Want to play around with basic options? Every OEM also offers an online configuration program that serves as a simple simulation for prospective truck buyers. These online configurators are essentially marketing tools to let prospective buyers look at colors, common options, etc. Buyers can print out their fantasy trucks or opt to send it to a dealer where the real spec’ing takes place.
Freightliner’s program, for example, lets visitors select exterior options such as color, fairing and trim levels, basic drivelines and interior options like cabinets and features, said Kelly Gedert, director of product marketing for Freightliner Trucks and Detroit Components. But, Gedert noted, “the online configurator is not designed to fully spec a vehicle, but rather provide visual guidance.”
“We work closely with our customers to ensure we are helping them select the right specs that are best suited for their specific business needs,” Gedert said. Freightliner is a truck brand of Daimler Trucks North America.
The online build tools can be useful early in the buying process, Mack’s Russoli said. “It helps people visualize what their truck might look like from the get-go. But it takes trained salespeople to help customers navigate through putting a truck spec and quote together.”
Another change in today’s spec’ing process is the questions buyers and dealers ask of each other.
Regulations, driver retention, optimal fuel economy — conversations about these topics that every buyer and truck maker is having today weren’t happening years ago, Penske’s Rosa noted. “Today, it’s let’s understand what you’re using the vehicle for,” Rosa said. “It comes down to making it easier rather than more challenging as it was in years past. That’s what changed in our world.”
International’s Peterson said if there are more efficient trucks on the road than a few years ago, part of the reason may be a better-educated buyer.
“It basically took one buying cycle, but customers have listened to OEMs, bought the specs we recommended, saw them perform and now, the second time around, they’re more open to suggestions,” Peterson said. Buyers “are shifting to being less interested in specific details of the components and leaning more heavily on the vehicle OEMs to put the right package together for them.”

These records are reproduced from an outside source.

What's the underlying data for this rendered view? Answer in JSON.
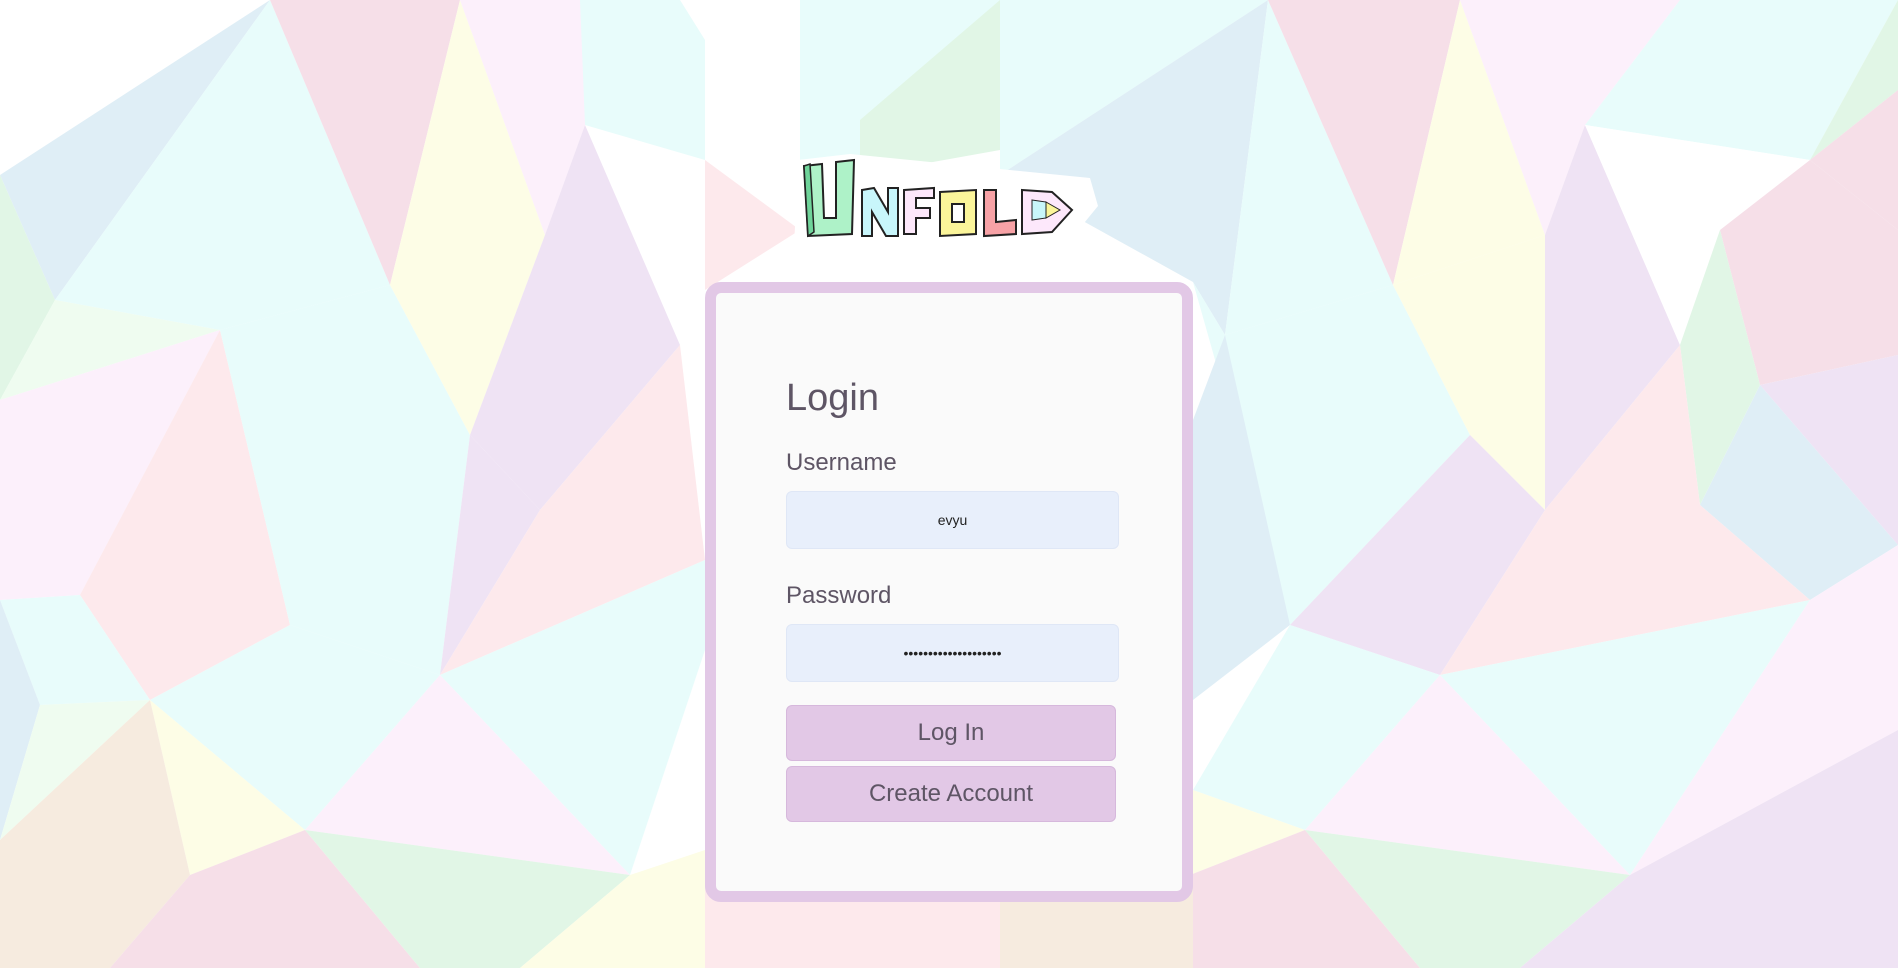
{
  "app": {
    "logo_text": "UNFOLD"
  },
  "login": {
    "title": "Login",
    "username_label": "Username",
    "username_value": "evyu",
    "password_label": "Password",
    "password_value": "••••••••••••••••••••",
    "login_button": "Log In",
    "create_account_button": "Create Account"
  },
  "theme": {
    "card_border": "#e2c8e6",
    "button_bg": "#e2c8e6",
    "input_bg": "#e8effb",
    "text_color": "#5e5565"
  }
}
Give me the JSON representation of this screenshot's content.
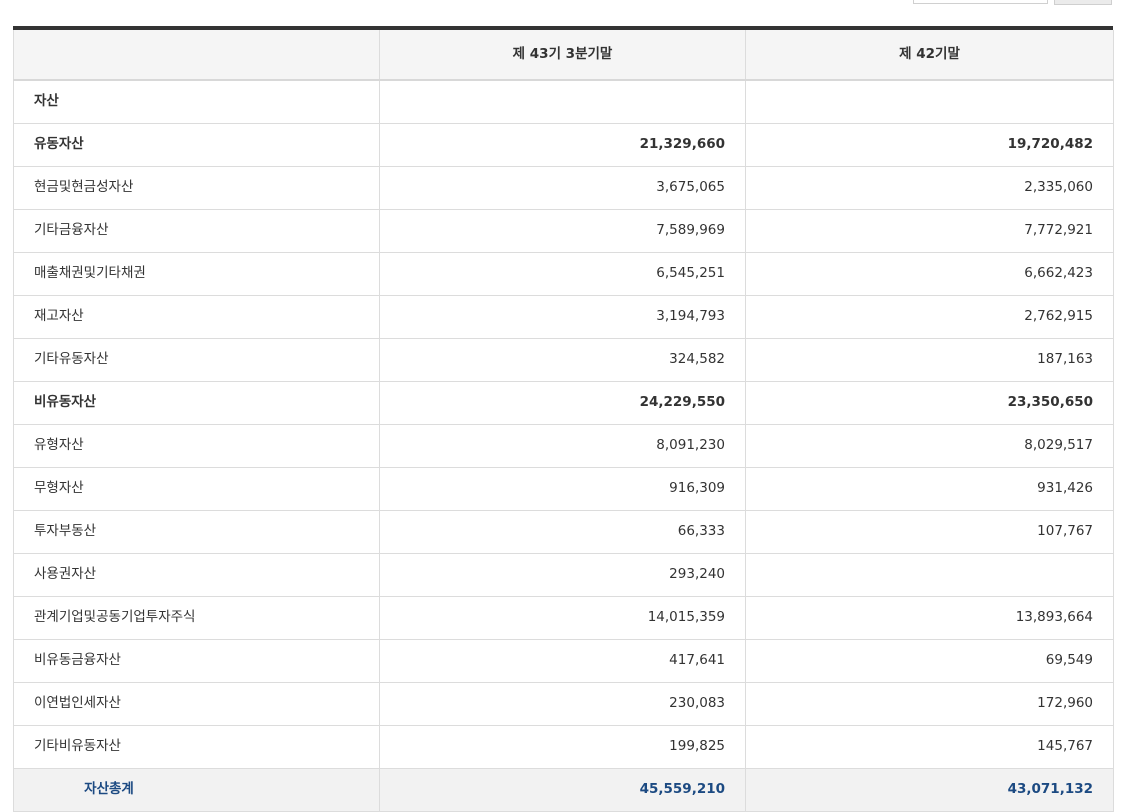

Trucks Ready To Go
All of the OEMs, in some form or other, have used the operational data they’ve collected to configure a complete set of ready-to-go specs for almost any application.
Ploger Transportation has changed specs to smaller, more efficient 11-liter engines in its new trucks. (Ploger Transportation)
International calls its spec sets “strategic prototypes.” Some units will be configured for fuel efficiency, others for lightweight operations and others for cube, Peterson said. It depends on what the fleet needs.
Mack has more than 30 application recommendation specs programmed in their dealer sales tool, Russoli said. “The ARs are fully spec’d trucks based on our knowledge of what works well in different applications. And, although these specs are essentially ready-to-order trucks, the main purpose of ARs is to give a salesman and customer a starting point. From this point they can customize a truck to their needs.”
These prepackaged spec sets are becoming more popular, especially with newer buyers, said International’s Peterson.
“There are a lot of new folks in trucking, in all different capacities. The guys buying and maintaining trucks today are different than 10 years ago. We are seeing a changing of the guard there, just as we are seeing in the driver population. The buyers and dealers use these as a starting point,” he said.